Set down each record below precisely, skipping the pictures.

Data entries
Segment Open

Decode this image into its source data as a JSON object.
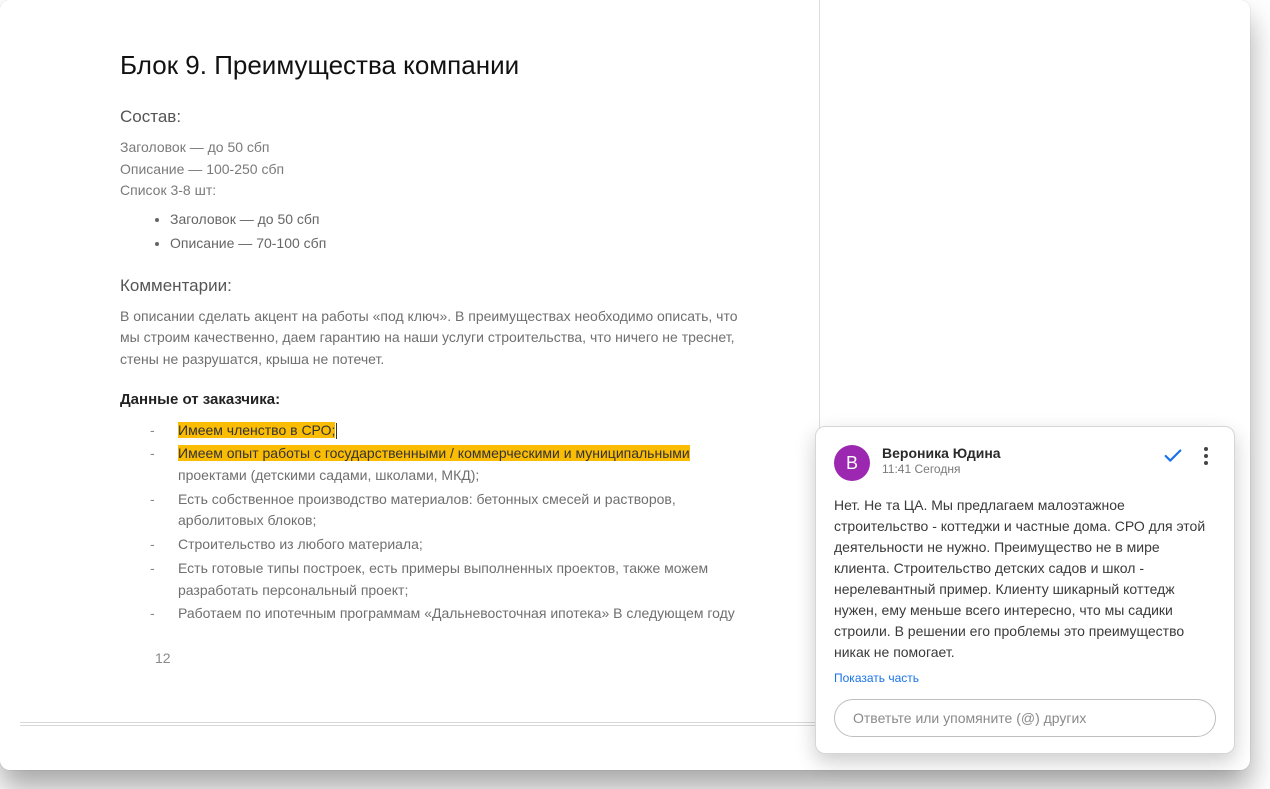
{
  "doc": {
    "title": "Блок 9. Преимущества компании",
    "sostav_heading": "Состав:",
    "sostav_lines": {
      "l1": "Заголовок — до 50 сбп",
      "l2": "Описание — 100-250 сбп",
      "l3": "Список 3-8 шт:"
    },
    "sostav_bullets": {
      "b1": "Заголовок — до 50 сбп",
      "b2": "Описание  — 70-100 сбп"
    },
    "comments_heading": "Комментарии:",
    "comments_para": "В описании сделать акцент на работы «под ключ».  В преимуществах необходимо описать, что мы строим качественно, даем гарантию на наши услуги строительства, что ничего не треснет, стены не разрушатся, крыша не потечет.",
    "client_data_heading": "Данные от заказчика:",
    "client_items": {
      "i1_hl": "Имеем членство в СРО;",
      "i2_hl": "Имеем опыт работы с государственными / коммерческими и муниципальными",
      "i2_rest": " проектами (детскими садами, школами, МКД);",
      "i3": "Есть собственное производство материалов: бетонных смесей и растворов, арболитовых блоков;",
      "i4": "Строительство из любого материала;",
      "i5": "Есть готовые типы построек, есть примеры выполненных проектов, также можем разработать персональный проект;",
      "i6": "Работаем по ипотечным программам «Дальневосточная ипотека» В следующем году"
    },
    "page_number": "12"
  },
  "comment": {
    "avatar_initial": "В",
    "author": "Вероника Юдина",
    "time": "11:41 Сегодня",
    "body": "Нет. Не та ЦА. Мы предлагаем малоэтажное строительство - коттеджи и частные дома. СРО для этой деятельности не нужно. Преимущество не в мире клиента. Строительство детских садов и школ - нерелевантный пример. Клиенту шикарный коттедж нужен, ему меньше всего интересно, что мы садики строили. В решении его проблемы это преимущество никак не помогает.",
    "show_part": "Показать часть",
    "reply_placeholder": "Ответьте или упомяните (@) других"
  }
}
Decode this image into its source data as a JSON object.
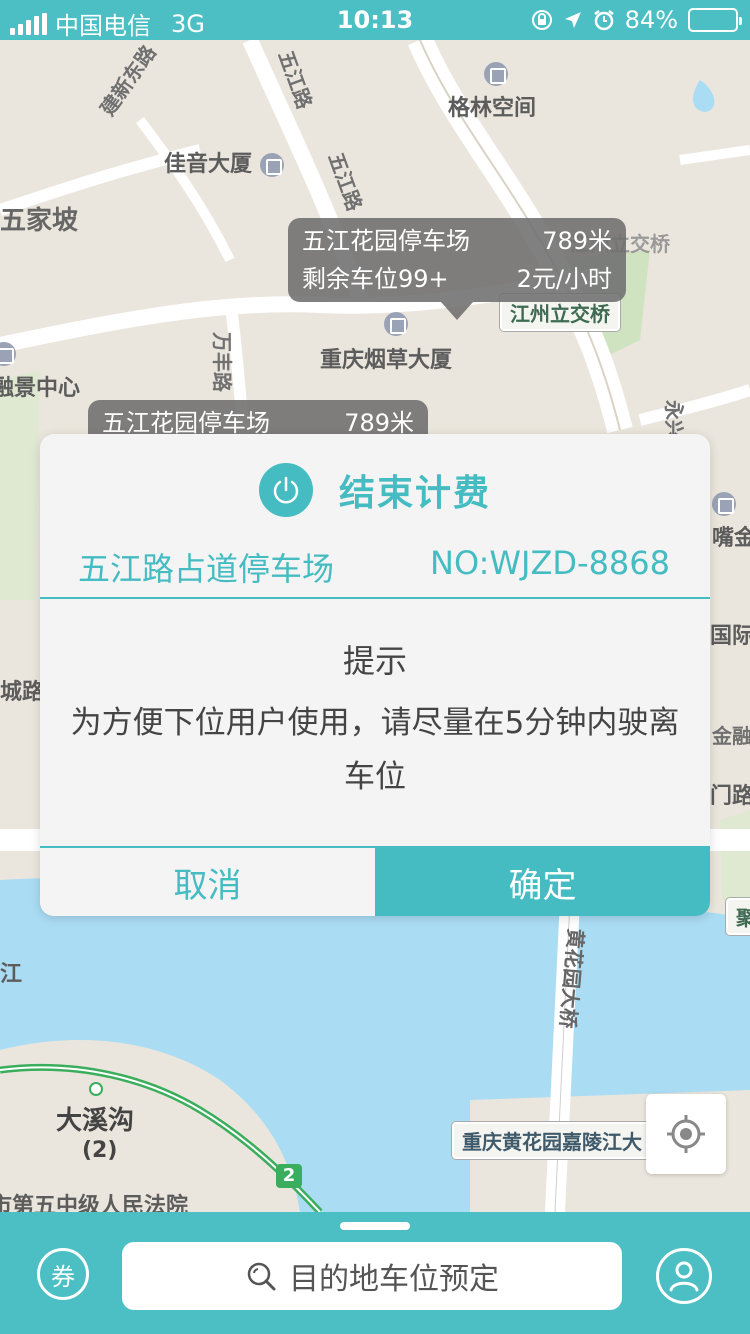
{
  "status_bar": {
    "carrier": "中国电信",
    "network": "3G",
    "time": "10:13",
    "battery": "84%",
    "battery_level": 0.84
  },
  "map": {
    "labels": {
      "jianxin_east_road": "建新东路",
      "wujiang_road_1": "五江路",
      "wujiang_road_2": "五江路",
      "gelin_space": "格林空间",
      "jiayin_building": "佳音大厦",
      "wujiapo": "五家坡",
      "tobacco_building": "重庆烟草大厦",
      "jiangzhou_bridge_tag": "江州立交桥",
      "rongjing_center": "融景中心",
      "wanfeng_road": "万丰路",
      "jiangzhou_road_faint": "江州立交桥",
      "zuijin": "嘴金",
      "guoji": "国际",
      "jinrong": "金融",
      "chenglu": "城路",
      "menlu": "门路",
      "ju": "聚",
      "jiang": "江",
      "daxigou": "大溪沟",
      "daxigou_num": "(2)",
      "court": "市第五中级人民法院",
      "huanghuayuan_bridge_road": "黄花园大桥",
      "huanghuayuan_bridge_tag": "重庆黄花园嘉陵江大",
      "route_badge": "2",
      "yongxing": "永兴"
    },
    "bubble_main": {
      "name": "五江花园停车场",
      "distance": "789米",
      "spaces": "剩余车位99+",
      "price": "2元/小时"
    },
    "bubble_second": {
      "name": "五江花园停车场",
      "distance": "789米"
    },
    "locate_icon": "crosshair-icon"
  },
  "dialog": {
    "title": "结束计费",
    "lot_name": "五江路占道停车场",
    "lot_no": "NO:WJZD-8868",
    "hint_title": "提示",
    "hint_text": "为方便下位用户使用，请尽量在5分钟内驶离车位",
    "cancel": "取消",
    "confirm": "确定",
    "accent_color": "#45bcc2"
  },
  "bottom_bar": {
    "coupon_label": "券",
    "search_text": "目的地车位预定",
    "profile_icon": "user-icon"
  }
}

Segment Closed

WRITTEN REPLY:
Decode this image into its source data as a JSON object.
{
  "doc": {
    "title": "Блок 9. Преимущества компании",
    "sostav_heading": "Состав:",
    "sostav_lines": {
      "l1": "Заголовок — до 50 сбп",
      "l2": "Описание — 100-250 сбп",
      "l3": "Список 3-8 шт:"
    },
    "sostav_bullets": {
      "b1": "Заголовок — до 50 сбп",
      "b2": "Описание  — 70-100 сбп"
    },
    "comments_heading": "Комментарии:",
    "comments_para": "В описании сделать акцент на работы «под ключ».  В преимуществах необходимо описать, что мы строим качественно, даем гарантию на наши услуги строительства, что ничего не треснет, стены не разрушатся, крыша не потечет.",
    "client_data_heading": "Данные от заказчика:",
    "client_items": {
      "i1_hl": "Имеем членство в СРО;",
      "i2_hl": "Имеем опыт работы с государственными / коммерческими и муниципальными",
      "i2_rest": " проектами (детскими садами, школами, МКД);",
      "i3": "Есть собственное производство материалов: бетонных смесей и растворов, арболитовых блоков;",
      "i4": "Строительство из любого материала;",
      "i5": "Есть готовые типы построек, есть примеры выполненных проектов, также можем разработать персональный проект;",
      "i6": "Работаем по ипотечным программам «Дальневосточная ипотека» В следующем году"
    },
    "page_number": "12"
  },
  "comment": {
    "avatar_initial": "В",
    "author": "Вероника Юдина",
    "time": "11:41 Сегодня",
    "body": "Нет. Не та ЦА. Мы предлагаем малоэтажное строительство - коттеджи и частные дома. СРО для этой деятельности не нужно. Преимущество не в мире клиента. Строительство детских садов и школ - нерелевантный пример. Клиенту шикарный коттедж нужен, ему меньше всего интересно, что мы садики строили. В решении его проблемы это преимущество никак не помогает.",
    "show_part": "Показать часть",
    "reply_placeholder": "Ответьте или упомяните (@) других"
  }
}
Decode this image into its source data as a JSON object.
{
  "status_bar": {
    "carrier": "中国电信",
    "network": "3G",
    "time": "10:13",
    "battery": "84%",
    "battery_level": 0.84
  },
  "map": {
    "labels": {
      "jianxin_east_road": "建新东路",
      "wujiang_road_1": "五江路",
      "wujiang_road_2": "五江路",
      "gelin_space": "格林空间",
      "jiayin_building": "佳音大厦",
      "wujiapo": "五家坡",
      "tobacco_building": "重庆烟草大厦",
      "jiangzhou_bridge_tag": "江州立交桥",
      "rongjing_center": "融景中心",
      "wanfeng_road": "万丰路",
      "jiangzhou_road_faint": "江州立交桥",
      "zuijin": "嘴金",
      "guoji": "国际",
      "jinrong": "金融",
      "chenglu": "城路",
      "menlu": "门路",
      "ju": "聚",
      "jiang": "江",
      "daxigou": "大溪沟",
      "daxigou_num": "(2)",
      "court": "市第五中级人民法院",
      "huanghuayuan_bridge_road": "黄花园大桥",
      "huanghuayuan_bridge_tag": "重庆黄花园嘉陵江大",
      "route_badge": "2",
      "yongxing": "永兴"
    },
    "bubble_main": {
      "name": "五江花园停车场",
      "distance": "789米",
      "spaces": "剩余车位99+",
      "price": "2元/小时"
    },
    "bubble_second": {
      "name": "五江花园停车场",
      "distance": "789米"
    },
    "locate_icon": "crosshair-icon"
  },
  "dialog": {
    "title": "结束计费",
    "lot_name": "五江路占道停车场",
    "lot_no": "NO:WJZD-8868",
    "hint_title": "提示",
    "hint_text": "为方便下位用户使用，请尽量在5分钟内驶离车位",
    "cancel": "取消",
    "confirm": "确定",
    "accent_color": "#45bcc2"
  },
  "bottom_bar": {
    "coupon_label": "券",
    "search_text": "目的地车位预定",
    "profile_icon": "user-icon"
  }
}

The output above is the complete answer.